### Work item
Could you filter the records below and return each line that holds "Ordini"?

### Available records

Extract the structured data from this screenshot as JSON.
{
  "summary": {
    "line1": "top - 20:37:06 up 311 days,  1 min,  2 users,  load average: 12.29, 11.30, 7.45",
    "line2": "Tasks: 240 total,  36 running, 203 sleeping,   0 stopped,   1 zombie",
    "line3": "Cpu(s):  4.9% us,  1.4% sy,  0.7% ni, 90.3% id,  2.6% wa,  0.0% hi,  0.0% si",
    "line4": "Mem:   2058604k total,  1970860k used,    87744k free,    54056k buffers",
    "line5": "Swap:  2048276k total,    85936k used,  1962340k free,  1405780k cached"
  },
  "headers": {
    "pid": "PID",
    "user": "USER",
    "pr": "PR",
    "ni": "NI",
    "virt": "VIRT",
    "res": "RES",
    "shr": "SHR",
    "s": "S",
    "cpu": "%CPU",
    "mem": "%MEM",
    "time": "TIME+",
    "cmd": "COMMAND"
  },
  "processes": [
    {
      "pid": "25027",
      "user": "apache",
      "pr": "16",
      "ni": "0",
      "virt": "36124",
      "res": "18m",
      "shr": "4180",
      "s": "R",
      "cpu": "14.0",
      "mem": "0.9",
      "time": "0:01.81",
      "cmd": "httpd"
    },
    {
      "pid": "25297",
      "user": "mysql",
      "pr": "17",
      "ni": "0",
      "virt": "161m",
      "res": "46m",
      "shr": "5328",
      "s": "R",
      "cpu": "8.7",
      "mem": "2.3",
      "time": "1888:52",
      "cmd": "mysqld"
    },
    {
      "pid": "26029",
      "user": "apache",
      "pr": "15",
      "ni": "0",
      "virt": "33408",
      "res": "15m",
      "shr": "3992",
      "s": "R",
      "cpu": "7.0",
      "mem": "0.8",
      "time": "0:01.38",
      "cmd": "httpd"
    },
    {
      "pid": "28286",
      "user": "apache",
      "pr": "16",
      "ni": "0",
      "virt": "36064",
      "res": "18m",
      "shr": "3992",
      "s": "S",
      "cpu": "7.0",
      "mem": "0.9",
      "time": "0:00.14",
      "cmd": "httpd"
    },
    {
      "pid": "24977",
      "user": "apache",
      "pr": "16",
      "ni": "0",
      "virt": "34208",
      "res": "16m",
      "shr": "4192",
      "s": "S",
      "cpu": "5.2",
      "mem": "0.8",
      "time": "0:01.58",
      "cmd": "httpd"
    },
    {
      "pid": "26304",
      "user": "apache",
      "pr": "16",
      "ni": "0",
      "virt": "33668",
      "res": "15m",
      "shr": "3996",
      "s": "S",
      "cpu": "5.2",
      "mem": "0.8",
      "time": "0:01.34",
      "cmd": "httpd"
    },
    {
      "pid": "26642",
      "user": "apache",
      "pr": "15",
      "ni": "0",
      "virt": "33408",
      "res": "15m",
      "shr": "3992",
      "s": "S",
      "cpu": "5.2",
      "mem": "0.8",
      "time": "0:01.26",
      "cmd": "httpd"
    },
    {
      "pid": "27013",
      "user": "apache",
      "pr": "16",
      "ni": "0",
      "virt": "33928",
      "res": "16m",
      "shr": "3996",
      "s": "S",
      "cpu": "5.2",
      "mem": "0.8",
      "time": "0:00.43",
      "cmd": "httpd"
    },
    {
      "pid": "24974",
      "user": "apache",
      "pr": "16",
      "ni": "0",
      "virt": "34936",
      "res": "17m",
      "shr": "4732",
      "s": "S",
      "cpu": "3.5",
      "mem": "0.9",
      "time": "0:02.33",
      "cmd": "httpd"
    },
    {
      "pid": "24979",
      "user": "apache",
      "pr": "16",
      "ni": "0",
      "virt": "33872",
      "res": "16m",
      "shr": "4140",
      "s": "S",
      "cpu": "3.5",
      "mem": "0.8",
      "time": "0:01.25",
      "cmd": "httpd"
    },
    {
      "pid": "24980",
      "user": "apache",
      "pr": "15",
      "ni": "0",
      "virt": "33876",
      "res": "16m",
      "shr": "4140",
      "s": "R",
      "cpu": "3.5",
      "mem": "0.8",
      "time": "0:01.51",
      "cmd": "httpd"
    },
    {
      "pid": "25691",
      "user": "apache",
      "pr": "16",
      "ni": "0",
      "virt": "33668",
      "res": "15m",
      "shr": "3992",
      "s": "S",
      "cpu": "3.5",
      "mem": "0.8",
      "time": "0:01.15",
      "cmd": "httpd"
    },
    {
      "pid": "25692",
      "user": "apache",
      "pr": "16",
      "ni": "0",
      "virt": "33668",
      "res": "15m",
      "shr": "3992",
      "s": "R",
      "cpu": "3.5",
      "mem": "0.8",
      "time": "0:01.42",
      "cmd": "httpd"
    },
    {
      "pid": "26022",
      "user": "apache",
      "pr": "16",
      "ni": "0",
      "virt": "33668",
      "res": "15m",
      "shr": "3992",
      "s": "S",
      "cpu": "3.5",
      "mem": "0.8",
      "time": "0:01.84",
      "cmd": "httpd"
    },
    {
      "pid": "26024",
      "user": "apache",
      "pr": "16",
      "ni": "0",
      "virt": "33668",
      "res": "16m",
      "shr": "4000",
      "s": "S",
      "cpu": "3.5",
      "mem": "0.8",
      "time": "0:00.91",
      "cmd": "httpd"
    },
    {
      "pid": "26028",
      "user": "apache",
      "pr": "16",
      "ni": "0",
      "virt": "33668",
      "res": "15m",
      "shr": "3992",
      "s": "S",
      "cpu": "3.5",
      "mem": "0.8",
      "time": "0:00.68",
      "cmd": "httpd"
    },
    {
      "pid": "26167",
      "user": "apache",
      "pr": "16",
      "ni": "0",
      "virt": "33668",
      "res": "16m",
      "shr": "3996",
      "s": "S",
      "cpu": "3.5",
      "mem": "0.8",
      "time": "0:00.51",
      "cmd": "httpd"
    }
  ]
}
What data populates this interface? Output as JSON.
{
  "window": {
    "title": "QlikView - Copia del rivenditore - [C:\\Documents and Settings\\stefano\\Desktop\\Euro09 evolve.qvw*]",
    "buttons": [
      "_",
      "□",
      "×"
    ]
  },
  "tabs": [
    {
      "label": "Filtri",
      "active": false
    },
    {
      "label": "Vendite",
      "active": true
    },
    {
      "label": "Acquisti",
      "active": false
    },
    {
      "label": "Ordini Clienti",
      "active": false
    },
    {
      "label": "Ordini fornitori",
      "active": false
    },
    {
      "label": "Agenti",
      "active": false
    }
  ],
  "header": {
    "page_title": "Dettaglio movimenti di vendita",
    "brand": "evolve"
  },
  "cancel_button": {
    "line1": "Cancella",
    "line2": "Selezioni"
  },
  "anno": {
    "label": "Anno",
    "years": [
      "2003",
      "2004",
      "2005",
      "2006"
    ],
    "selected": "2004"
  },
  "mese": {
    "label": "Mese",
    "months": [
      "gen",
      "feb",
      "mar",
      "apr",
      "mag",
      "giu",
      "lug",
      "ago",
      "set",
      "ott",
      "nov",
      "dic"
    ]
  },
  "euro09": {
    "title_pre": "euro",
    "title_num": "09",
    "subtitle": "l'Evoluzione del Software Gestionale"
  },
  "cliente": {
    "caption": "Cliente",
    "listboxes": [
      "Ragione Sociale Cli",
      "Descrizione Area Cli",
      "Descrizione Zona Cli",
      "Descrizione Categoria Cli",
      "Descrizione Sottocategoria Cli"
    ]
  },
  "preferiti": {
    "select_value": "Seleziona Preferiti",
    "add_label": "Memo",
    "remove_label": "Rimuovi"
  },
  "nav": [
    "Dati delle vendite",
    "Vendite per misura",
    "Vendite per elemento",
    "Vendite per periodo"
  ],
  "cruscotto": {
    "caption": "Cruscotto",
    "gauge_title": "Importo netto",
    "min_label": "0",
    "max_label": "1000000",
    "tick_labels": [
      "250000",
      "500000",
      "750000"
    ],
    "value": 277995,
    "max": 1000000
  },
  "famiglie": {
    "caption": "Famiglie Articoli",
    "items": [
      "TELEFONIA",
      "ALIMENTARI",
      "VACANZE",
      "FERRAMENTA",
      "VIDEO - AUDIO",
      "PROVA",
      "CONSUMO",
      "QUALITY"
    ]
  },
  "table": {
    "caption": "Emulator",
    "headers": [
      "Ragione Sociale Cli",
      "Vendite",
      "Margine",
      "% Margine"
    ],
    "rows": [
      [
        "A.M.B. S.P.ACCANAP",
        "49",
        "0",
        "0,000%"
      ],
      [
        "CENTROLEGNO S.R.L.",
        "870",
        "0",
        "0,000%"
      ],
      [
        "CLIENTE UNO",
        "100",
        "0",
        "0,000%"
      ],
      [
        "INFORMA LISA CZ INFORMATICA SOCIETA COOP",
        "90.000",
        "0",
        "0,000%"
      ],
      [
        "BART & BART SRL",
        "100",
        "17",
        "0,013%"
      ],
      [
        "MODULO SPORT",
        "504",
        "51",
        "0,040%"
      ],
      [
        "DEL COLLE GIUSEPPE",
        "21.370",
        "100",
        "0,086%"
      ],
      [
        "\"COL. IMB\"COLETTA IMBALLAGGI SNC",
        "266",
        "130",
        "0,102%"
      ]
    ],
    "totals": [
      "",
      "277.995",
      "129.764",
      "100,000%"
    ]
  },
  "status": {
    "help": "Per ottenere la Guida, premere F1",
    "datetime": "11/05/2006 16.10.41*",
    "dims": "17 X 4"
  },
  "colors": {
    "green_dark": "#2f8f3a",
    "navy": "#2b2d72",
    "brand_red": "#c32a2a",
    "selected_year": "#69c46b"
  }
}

### Solution
      "label": "Ordini Clienti",
      "label": "Ordini fornitori",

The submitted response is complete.